* [WORK ORDER]:
Print all of the data below exactly as it appears, leaving out every image.

[Web page and app entries]
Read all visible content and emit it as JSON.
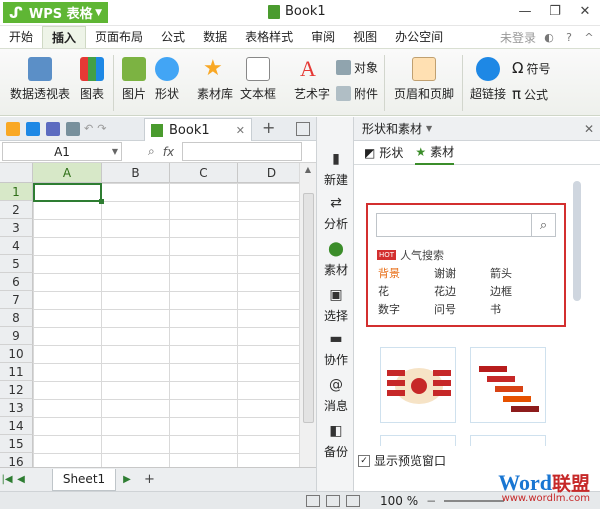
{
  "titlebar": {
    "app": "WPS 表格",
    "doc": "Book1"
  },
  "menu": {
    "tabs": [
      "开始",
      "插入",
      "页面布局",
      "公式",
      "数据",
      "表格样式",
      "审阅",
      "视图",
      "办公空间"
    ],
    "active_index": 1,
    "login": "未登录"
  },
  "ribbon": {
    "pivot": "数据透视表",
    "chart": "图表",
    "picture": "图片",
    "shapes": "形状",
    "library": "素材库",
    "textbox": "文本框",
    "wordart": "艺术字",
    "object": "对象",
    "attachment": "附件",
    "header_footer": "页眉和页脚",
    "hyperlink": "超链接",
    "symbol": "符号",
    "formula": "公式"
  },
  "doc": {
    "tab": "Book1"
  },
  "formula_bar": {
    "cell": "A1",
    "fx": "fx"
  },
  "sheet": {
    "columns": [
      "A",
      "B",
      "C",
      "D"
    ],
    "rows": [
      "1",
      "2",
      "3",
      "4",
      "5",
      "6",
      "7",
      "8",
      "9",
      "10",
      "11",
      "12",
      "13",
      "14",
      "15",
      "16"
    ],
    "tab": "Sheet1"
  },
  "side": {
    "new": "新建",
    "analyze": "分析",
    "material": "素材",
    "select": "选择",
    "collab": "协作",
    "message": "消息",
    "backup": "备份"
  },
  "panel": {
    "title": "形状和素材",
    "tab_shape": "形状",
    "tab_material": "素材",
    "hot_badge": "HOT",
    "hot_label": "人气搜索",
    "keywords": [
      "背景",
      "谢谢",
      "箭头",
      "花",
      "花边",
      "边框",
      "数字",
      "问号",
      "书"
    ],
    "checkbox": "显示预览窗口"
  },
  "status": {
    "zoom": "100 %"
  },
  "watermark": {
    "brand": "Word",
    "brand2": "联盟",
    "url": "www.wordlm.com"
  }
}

* [RESULT FOR THIS TASK]:
Read all visible content and emit it as JSON.
{
  "titlebar": {
    "app": "WPS 表格",
    "doc": "Book1"
  },
  "menu": {
    "tabs": [
      "开始",
      "插入",
      "页面布局",
      "公式",
      "数据",
      "表格样式",
      "审阅",
      "视图",
      "办公空间"
    ],
    "active_index": 1,
    "login": "未登录"
  },
  "ribbon": {
    "pivot": "数据透视表",
    "chart": "图表",
    "picture": "图片",
    "shapes": "形状",
    "library": "素材库",
    "textbox": "文本框",
    "wordart": "艺术字",
    "object": "对象",
    "attachment": "附件",
    "header_footer": "页眉和页脚",
    "hyperlink": "超链接",
    "symbol": "符号",
    "formula": "公式"
  },
  "doc": {
    "tab": "Book1"
  },
  "formula_bar": {
    "cell": "A1",
    "fx": "fx"
  },
  "sheet": {
    "columns": [
      "A",
      "B",
      "C",
      "D"
    ],
    "rows": [
      "1",
      "2",
      "3",
      "4",
      "5",
      "6",
      "7",
      "8",
      "9",
      "10",
      "11",
      "12",
      "13",
      "14",
      "15",
      "16"
    ],
    "tab": "Sheet1"
  },
  "side": {
    "new": "新建",
    "analyze": "分析",
    "material": "素材",
    "select": "选择",
    "collab": "协作",
    "message": "消息",
    "backup": "备份"
  },
  "panel": {
    "title": "形状和素材",
    "tab_shape": "形状",
    "tab_material": "素材",
    "hot_badge": "HOT",
    "hot_label": "人气搜索",
    "keywords": [
      "背景",
      "谢谢",
      "箭头",
      "花",
      "花边",
      "边框",
      "数字",
      "问号",
      "书"
    ],
    "checkbox": "显示预览窗口"
  },
  "status": {
    "zoom": "100 %"
  },
  "watermark": {
    "brand": "Word",
    "brand2": "联盟",
    "url": "www.wordlm.com"
  }
}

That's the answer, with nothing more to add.